▶ Description of the task:
All lines below must be repeated exactly, with the pictures omitted.

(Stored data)
BEGIN
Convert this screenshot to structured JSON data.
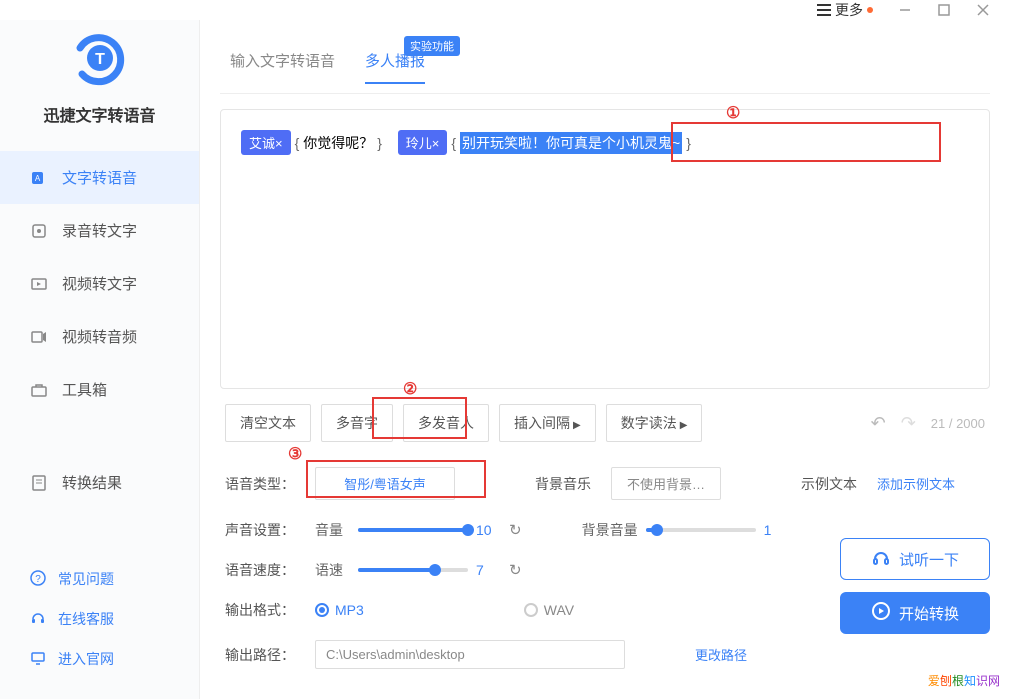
{
  "titlebar": {
    "more": "更多"
  },
  "app": {
    "name": "迅捷文字转语音"
  },
  "sidebar": {
    "items": [
      {
        "label": "文字转语音"
      },
      {
        "label": "录音转文字"
      },
      {
        "label": "视频转文字"
      },
      {
        "label": "视频转音频"
      },
      {
        "label": "工具箱"
      },
      {
        "label": "转换结果"
      }
    ],
    "footer": [
      {
        "label": "常见问题"
      },
      {
        "label": "在线客服"
      },
      {
        "label": "进入官网"
      }
    ]
  },
  "tabs": {
    "tab1": "输入文字转语音",
    "tab2": "多人播报",
    "badge": "实验功能"
  },
  "editor": {
    "speaker1": "艾诚×",
    "text1": "你觉得呢？",
    "speaker2": "玲儿×",
    "text2_sel": "别开玩笑啦！你可真是个小机灵鬼~",
    "annot1": "①",
    "annot2": "②",
    "annot3": "③"
  },
  "toolbar": {
    "clear": "清空文本",
    "polyphone": "多音字",
    "speakers": "多发音人",
    "pause": "插入间隔",
    "numread": "数字读法",
    "count": "21 / 2000"
  },
  "settings": {
    "voice_type_label": "语音类型：",
    "voice_type_value": "智彤/粤语女声",
    "bgm_label": "背景音乐",
    "bgm_value": "不使用背景…",
    "sample_label": "示例文本",
    "sample_link": "添加示例文本",
    "sound_label": "声音设置：",
    "volume_label": "音量",
    "volume_value": "10",
    "bgm_vol_label": "背景音量",
    "bgm_vol_value": "1",
    "speed_label": "语音速度：",
    "speed_sub": "语速",
    "speed_value": "7",
    "format_label": "输出格式：",
    "format_mp3": "MP3",
    "format_wav": "WAV",
    "path_label": "输出路径：",
    "path_value": "C:\\Users\\admin\\desktop",
    "change_path": "更改路径"
  },
  "actions": {
    "preview": "试听一下",
    "convert": "开始转换"
  },
  "watermark": "爱刨根知识网"
}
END
▶ Response:
Convert this screenshot to structured JSON data.
{
  "titlebar": {
    "more": "更多"
  },
  "app": {
    "name": "迅捷文字转语音"
  },
  "sidebar": {
    "items": [
      {
        "label": "文字转语音"
      },
      {
        "label": "录音转文字"
      },
      {
        "label": "视频转文字"
      },
      {
        "label": "视频转音频"
      },
      {
        "label": "工具箱"
      },
      {
        "label": "转换结果"
      }
    ],
    "footer": [
      {
        "label": "常见问题"
      },
      {
        "label": "在线客服"
      },
      {
        "label": "进入官网"
      }
    ]
  },
  "tabs": {
    "tab1": "输入文字转语音",
    "tab2": "多人播报",
    "badge": "实验功能"
  },
  "editor": {
    "speaker1": "艾诚×",
    "text1": "你觉得呢？",
    "speaker2": "玲儿×",
    "text2_sel": "别开玩笑啦！你可真是个小机灵鬼~",
    "annot1": "①",
    "annot2": "②",
    "annot3": "③"
  },
  "toolbar": {
    "clear": "清空文本",
    "polyphone": "多音字",
    "speakers": "多发音人",
    "pause": "插入间隔",
    "numread": "数字读法",
    "count": "21 / 2000"
  },
  "settings": {
    "voice_type_label": "语音类型：",
    "voice_type_value": "智彤/粤语女声",
    "bgm_label": "背景音乐",
    "bgm_value": "不使用背景…",
    "sample_label": "示例文本",
    "sample_link": "添加示例文本",
    "sound_label": "声音设置：",
    "volume_label": "音量",
    "volume_value": "10",
    "bgm_vol_label": "背景音量",
    "bgm_vol_value": "1",
    "speed_label": "语音速度：",
    "speed_sub": "语速",
    "speed_value": "7",
    "format_label": "输出格式：",
    "format_mp3": "MP3",
    "format_wav": "WAV",
    "path_label": "输出路径：",
    "path_value": "C:\\Users\\admin\\desktop",
    "change_path": "更改路径"
  },
  "actions": {
    "preview": "试听一下",
    "convert": "开始转换"
  },
  "watermark": "爱刨根知识网"
}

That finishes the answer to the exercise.